We need an intern.
What can we offer you?
Well, no money…u30pro doesn’t make any. But we can offer you the chance to gain valuable experience building a strong community, working with the best team ever, some resume juice, and the chance to be part of something fresh and exciting.
This is a guest post from Grace Boyle, a 20-something adventurista. She lives in Boulder, CO and does Business Development for the tech startup, Lijit. She blogs at Small Hands, Big Ideas where she writes about the startup world, career and daily inspirations.
This last weekend I took a trip back East, to Burlington, Vermont. It’s the last place I called home and where I attended college.
Before the epic reunion with my girlfriends began, I had to stop by my beautiful campus of Champlain College. My marketing professor, Elaine Young, who taught me about Twitter, internet marketing and blogging in college asked me to speak in her Marketing 250 class. Of course I obliged.
Elaine began her class; it was informal, real and honest. Elaine began to talk about #u30pro. I giggle to myself, as I just spoke with David Spinks on Twitter and in my inbox I have the #u30pro newsletter, where my recent blog post was featured. The students enthusiastically talked about joining in on the conversation (tweeting is part of their homework, Elaine is so smart) and what they learned.
Furthermore, as I tweeted I was in the classroom presenting on blogging and transparency a Twitter and blogging friend(who also happened to live in Burlington, Vermont) sent me a DM for an impromptu coffee date.
I immediately told David the students in this very class were talking about him and #u30pro.Right away, I thought to myself, it’s a small (social media) world. Here I am, Friday morning in Burlington, Vermont with a small group of students passionately talking about blogging and social media. We talk about the same blogs, the same people and many of the same ideas. Only difference is the filter to our lens and place in life.
We get caught in our world – tweeting and blogging from your favorite coffee shop or the same desk each day. We forget, we’re enabling a worldwide network and everyone you’re talking to really is real! More than likely, your paths will cross and you will meet.

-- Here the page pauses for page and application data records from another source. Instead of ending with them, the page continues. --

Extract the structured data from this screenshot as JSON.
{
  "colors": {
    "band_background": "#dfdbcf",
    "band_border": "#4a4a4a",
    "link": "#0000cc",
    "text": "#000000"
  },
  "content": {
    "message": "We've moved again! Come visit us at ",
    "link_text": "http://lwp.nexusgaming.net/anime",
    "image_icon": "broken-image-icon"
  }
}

It’s interesting, because my gratification aha comes at a time when other blogging friends have been talking about blog crushes and the blogger is real.It’s like the Verizon Network always behind you, available if you need them. This is your own Social Media Network, tiptoeing behind you, smiling, holding their smart phones and laptops.

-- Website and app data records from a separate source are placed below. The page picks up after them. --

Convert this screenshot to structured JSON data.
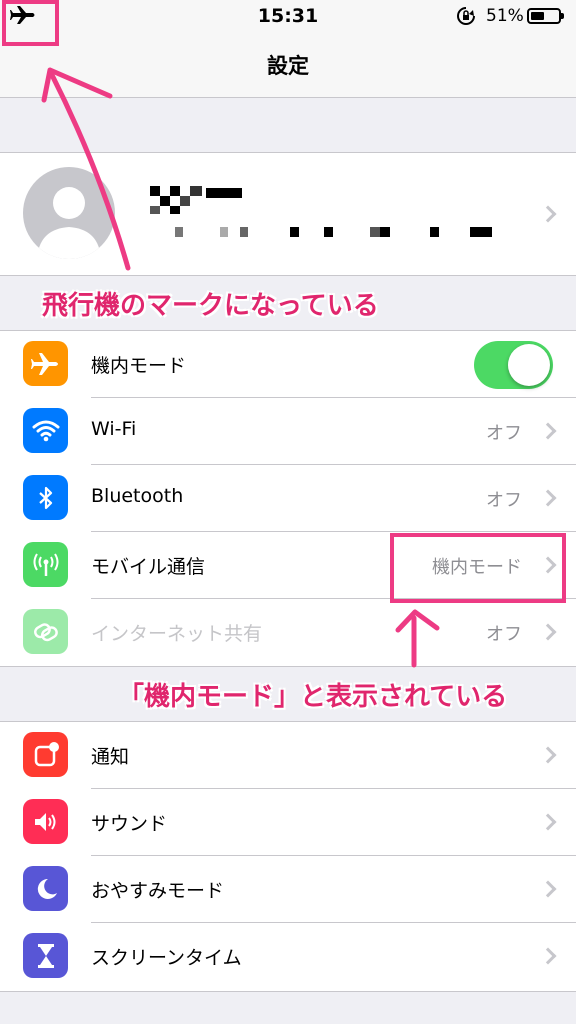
{
  "status_bar": {
    "time": "15:31",
    "battery_percent_text": "51%",
    "battery_level": 0.51,
    "icons": [
      "airplane-icon",
      "rotation-lock-icon",
      "battery-icon"
    ]
  },
  "nav": {
    "title": "設定"
  },
  "profile": {
    "masked": true
  },
  "annotations": {
    "top": "飛行機のマークになっている",
    "middle": "「機内モード」と表示されている",
    "color": "#e0266d"
  },
  "connectivity": {
    "airplane": {
      "label": "機内モード",
      "toggle_on": true,
      "icon": "airplane-icon",
      "color": "#ff9500"
    },
    "wifi": {
      "label": "Wi-Fi",
      "value": "オフ",
      "icon": "wifi-icon",
      "color": "#007aff"
    },
    "bluetooth": {
      "label": "Bluetooth",
      "value": "オフ",
      "icon": "bluetooth-icon",
      "color": "#007aff"
    },
    "cellular": {
      "label": "モバイル通信",
      "value": "機内モード",
      "icon": "cellular-icon",
      "color": "#4cd964"
    },
    "hotspot": {
      "label": "インターネット共有",
      "value": "オフ",
      "icon": "hotspot-icon",
      "color": "#4cd964"
    }
  },
  "notifications_group": {
    "notifications": {
      "label": "通知",
      "icon": "notifications-icon",
      "color": "#ff3b30"
    },
    "sounds": {
      "label": "サウンド",
      "icon": "speaker-icon",
      "color": "#ff2d55"
    },
    "dnd": {
      "label": "おやすみモード",
      "icon": "moon-icon",
      "color": "#5856d6"
    },
    "screentime": {
      "label": "スクリーンタイム",
      "icon": "hourglass-icon",
      "color": "#5856d6"
    }
  }
}
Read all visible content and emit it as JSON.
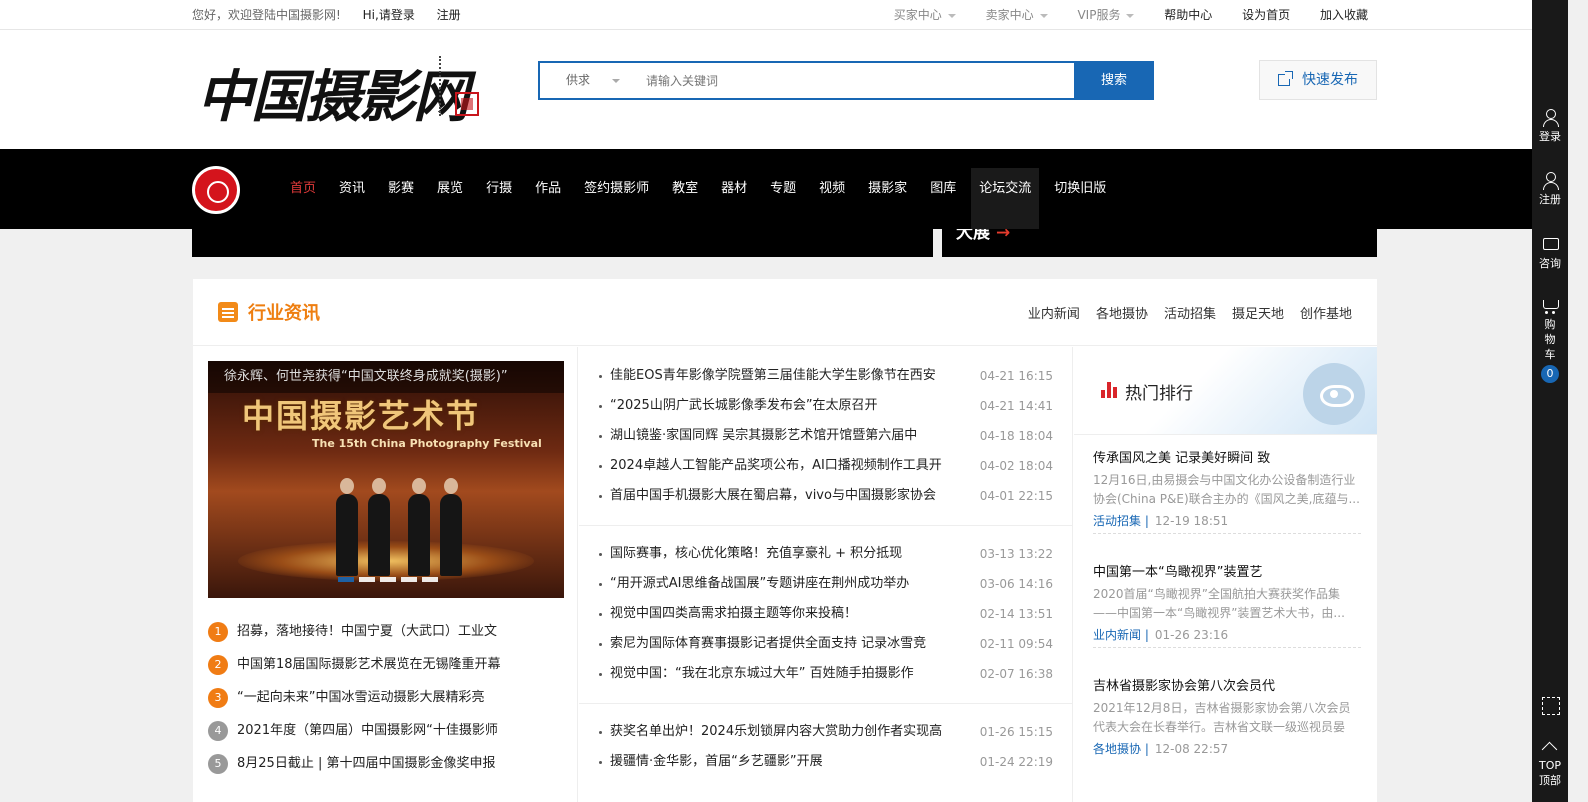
{
  "topbar": {
    "welcome": "您好，欢迎登陆中国摄影网!",
    "login": "Hi,请登录",
    "register": "注册",
    "buyer_center": "买家中心",
    "seller_center": "卖家中心",
    "vip": "VIP服务",
    "help": "帮助中心",
    "set_home": "设为首页",
    "bookmark": "加入收藏"
  },
  "header": {
    "logo_text": "中国摄影网",
    "search_category": "供求",
    "search_placeholder": "请输入关键词",
    "search_button": "搜索",
    "quick_publish": "快速发布"
  },
  "nav": {
    "items": [
      {
        "label": "首页",
        "active": true
      },
      {
        "label": "资讯"
      },
      {
        "label": "影赛"
      },
      {
        "label": "展览"
      },
      {
        "label": "行摄"
      },
      {
        "label": "作品"
      },
      {
        "label": "签约摄影师"
      },
      {
        "label": "教室"
      },
      {
        "label": "器材"
      },
      {
        "label": "专题"
      },
      {
        "label": "视频"
      },
      {
        "label": "摄影家"
      },
      {
        "label": "图库"
      },
      {
        "label": "论坛交流",
        "hover": true
      },
      {
        "label": "切换旧版"
      }
    ]
  },
  "banner": {
    "right_text": "大展",
    "arrow": "→"
  },
  "news": {
    "title": "行业资讯",
    "tabs": [
      "业内新闻",
      "各地摄协",
      "活动招集",
      "摄足天地",
      "创作基地"
    ],
    "featured": {
      "caption": "徐永辉、何世尧获得“中国文联终身成就奖(摄影)”",
      "image_title": "中国摄影艺术节",
      "image_subtitle": "The 15th China Photography Festival"
    },
    "ranked": [
      {
        "num": "1",
        "text": "招募，落地接待！中国宁夏（大武口）工业文"
      },
      {
        "num": "2",
        "text": "中国第18届国际摄影艺术展览在无锡隆重开幕"
      },
      {
        "num": "3",
        "text": "“一起向未来”中国冰雪运动摄影大展精彩亮"
      },
      {
        "num": "4",
        "text": "2021年度（第四届）中国摄影网“十佳摄影师"
      },
      {
        "num": "5",
        "text": "8月25日截止 | 第十四届中国摄影金像奖申报"
      }
    ],
    "groups": [
      [
        {
          "text": "佳能EOS青年影像学院暨第三届佳能大学生影像节在西安",
          "date": "04-21 16:15"
        },
        {
          "text": "“2025山阴广武长城影像季发布会”在太原召开",
          "date": "04-21 14:41"
        },
        {
          "text": "湖山镜鉴·家国同辉 吴宗其摄影艺术馆开馆暨第六届中",
          "date": "04-18 18:04"
        },
        {
          "text": "2024卓越人工智能产品奖项公布，AI口播视频制作工具开",
          "date": "04-02 18:04"
        },
        {
          "text": "首届中国手机摄影大展在蜀启幕，vivo与中国摄影家协会",
          "date": "04-01 22:15"
        }
      ],
      [
        {
          "text": "国际赛事，核心优化策略！充值享豪礼 + 积分抵现",
          "date": "03-13 13:22"
        },
        {
          "text": "“用开源式AI思维备战国展”专题讲座在荆州成功举办",
          "date": "03-06 14:16"
        },
        {
          "text": "视觉中国四类高需求拍摄主题等你来投稿！",
          "date": "02-14 13:51"
        },
        {
          "text": "索尼为国际体育赛事摄影记者提供全面支持 记录冰雪竞",
          "date": "02-11 09:54"
        },
        {
          "text": "视觉中国：“我在北京东城过大年” 百姓随手拍摄影作",
          "date": "02-07 16:38"
        }
      ],
      [
        {
          "text": "获奖名单出炉！2024乐划锁屏内容大赏助力创作者实现高",
          "date": "01-26 15:15"
        },
        {
          "text": "援疆情·金华影，首届“乡艺疆影”开展",
          "date": "01-24 22:19"
        }
      ]
    ],
    "hot": {
      "title": "热门排行",
      "articles": [
        {
          "title": "传承国风之美 记录美好瞬间 致",
          "desc": "12月16日,由易摄会与中国文化办公设备制造行业协会(China P&E)联合主办的《国风之美,底蕴与...",
          "tag": "活动招集 |",
          "date": "12-19 18:51"
        },
        {
          "title": "中国第一本“鸟瞰视界”装置艺",
          "desc": "2020首届“鸟瞰视界”全国航拍大赛获奖作品集——中国第一本“鸟瞰视界”装置艺术大书，由...",
          "tag": "业内新闻 |",
          "date": "01-26 23:16"
        },
        {
          "title": "吉林省摄影家协会第八次会员代",
          "desc": "2021年12月8日，吉林省摄影家协会第八次会员代表大会在长春举行。吉林省文联一级巡视员晏喜...",
          "tag": "各地摄协 |",
          "date": "12-08 22:57"
        }
      ]
    }
  },
  "sidebar": {
    "login": "登录",
    "register": "注册",
    "consult": "咨询",
    "cart": [
      "购",
      "物",
      "车"
    ],
    "cart_count": "0",
    "top": "TOP",
    "top_cn": "顶部"
  }
}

Making It Real
Starting this year, I have had the privilegeofmeeting upwithbloggingandTwitterfriendsin real life (IRL). It’s exhilarating because some are just as you imagined, some surprise you. It keeps you on your toes and gives way to more layers.I even had a blogging friend who moved to Boulder stay at my apartment before she got settled and found her own place. That’s right, social media has me welcoming a “stranger” into my home (yes, I’m being facetious).
It sounds cheesy, but the line, “The world is my family,” really holds true. Think about how special this is. You can interact with these people everyday. Share stories, ideas and thoughts, regardless of their geographical location. You can talk through e-mail, skype, chat, groups or Twitter. This means, you are never really alone. This means you can travel virtually anywhere in the world and find a connection. This shouldn’t feel claustrophobic; this should feel enlightening as it broadens our senses and connecting capabilities.
These tools (we use every day) are bridging the gap to great connections. Borders don’t exist and barriers dissipate. I owe many friendships andmy current job to social media. There’s something to be said about a connection and whether it’s 140 characters worth or a 500-word blog post that makes you smile, it’s worth it.
I will end with this quote by Charles Eames. It speaks measures on how powerful a connection really can be: “Eventually, everything connects-people, ideas, and objects. The quality of these connections is the key to a well-lived life.”